Excerpts from an interface dataset:
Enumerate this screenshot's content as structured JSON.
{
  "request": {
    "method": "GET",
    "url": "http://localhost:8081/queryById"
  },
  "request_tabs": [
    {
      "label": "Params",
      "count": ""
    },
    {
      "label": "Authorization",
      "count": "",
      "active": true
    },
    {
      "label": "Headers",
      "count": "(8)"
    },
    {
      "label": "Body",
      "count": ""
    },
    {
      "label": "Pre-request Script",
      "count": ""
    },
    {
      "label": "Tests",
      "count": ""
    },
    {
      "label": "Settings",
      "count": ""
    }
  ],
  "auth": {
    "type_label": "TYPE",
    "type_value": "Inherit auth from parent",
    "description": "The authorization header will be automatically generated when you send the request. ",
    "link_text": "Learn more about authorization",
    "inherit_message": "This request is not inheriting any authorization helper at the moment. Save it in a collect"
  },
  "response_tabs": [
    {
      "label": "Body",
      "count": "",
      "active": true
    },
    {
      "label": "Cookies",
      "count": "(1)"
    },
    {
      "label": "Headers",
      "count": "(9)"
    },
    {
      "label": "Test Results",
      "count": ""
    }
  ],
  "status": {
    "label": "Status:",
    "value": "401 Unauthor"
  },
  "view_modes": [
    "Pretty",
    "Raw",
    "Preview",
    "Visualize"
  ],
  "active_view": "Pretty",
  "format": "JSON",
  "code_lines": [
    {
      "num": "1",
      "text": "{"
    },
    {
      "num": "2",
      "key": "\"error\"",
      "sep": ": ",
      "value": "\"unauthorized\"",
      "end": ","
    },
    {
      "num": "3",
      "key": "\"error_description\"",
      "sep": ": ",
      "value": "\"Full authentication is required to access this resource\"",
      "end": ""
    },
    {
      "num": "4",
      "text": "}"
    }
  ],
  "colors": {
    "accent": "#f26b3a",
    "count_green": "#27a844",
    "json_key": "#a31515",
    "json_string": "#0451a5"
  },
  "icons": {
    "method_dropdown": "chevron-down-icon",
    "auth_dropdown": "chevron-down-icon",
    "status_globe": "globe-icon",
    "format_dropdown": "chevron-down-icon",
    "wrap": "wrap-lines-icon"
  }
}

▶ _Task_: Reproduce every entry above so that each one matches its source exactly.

▶ _Exercise solution_:
Enumerate this screenshot's content as structured JSON.
{
  "request": {
    "method": "GET",
    "url": "http://localhost:8081/queryById"
  },
  "request_tabs": [
    {
      "label": "Params",
      "count": ""
    },
    {
      "label": "Authorization",
      "count": "",
      "active": true
    },
    {
      "label": "Headers",
      "count": "(8)"
    },
    {
      "label": "Body",
      "count": ""
    },
    {
      "label": "Pre-request Script",
      "count": ""
    },
    {
      "label": "Tests",
      "count": ""
    },
    {
      "label": "Settings",
      "count": ""
    }
  ],
  "auth": {
    "type_label": "TYPE",
    "type_value": "Inherit auth from parent",
    "description": "The authorization header will be automatically generated when you send the request. ",
    "link_text": "Learn more about authorization",
    "inherit_message": "This request is not inheriting any authorization helper at the moment. Save it in a collect"
  },
  "response_tabs": [
    {
      "label": "Body",
      "count": "",
      "active": true
    },
    {
      "label": "Cookies",
      "count": "(1)"
    },
    {
      "label": "Headers",
      "count": "(9)"
    },
    {
      "label": "Test Results",
      "count": ""
    }
  ],
  "status": {
    "label": "Status:",
    "value": "401 Unauthor"
  },
  "view_modes": [
    "Pretty",
    "Raw",
    "Preview",
    "Visualize"
  ],
  "active_view": "Pretty",
  "format": "JSON",
  "code_lines": [
    {
      "num": "1",
      "text": "{"
    },
    {
      "num": "2",
      "key": "\"error\"",
      "sep": ": ",
      "value": "\"unauthorized\"",
      "end": ","
    },
    {
      "num": "3",
      "key": "\"error_description\"",
      "sep": ": ",
      "value": "\"Full authentication is required to access this resource\"",
      "end": ""
    },
    {
      "num": "4",
      "text": "}"
    }
  ],
  "colors": {
    "accent": "#f26b3a",
    "count_green": "#27a844",
    "json_key": "#a31515",
    "json_string": "#0451a5"
  },
  "icons": {
    "method_dropdown": "chevron-down-icon",
    "auth_dropdown": "chevron-down-icon",
    "status_globe": "globe-icon",
    "format_dropdown": "chevron-down-icon",
    "wrap": "wrap-lines-icon"
  }
}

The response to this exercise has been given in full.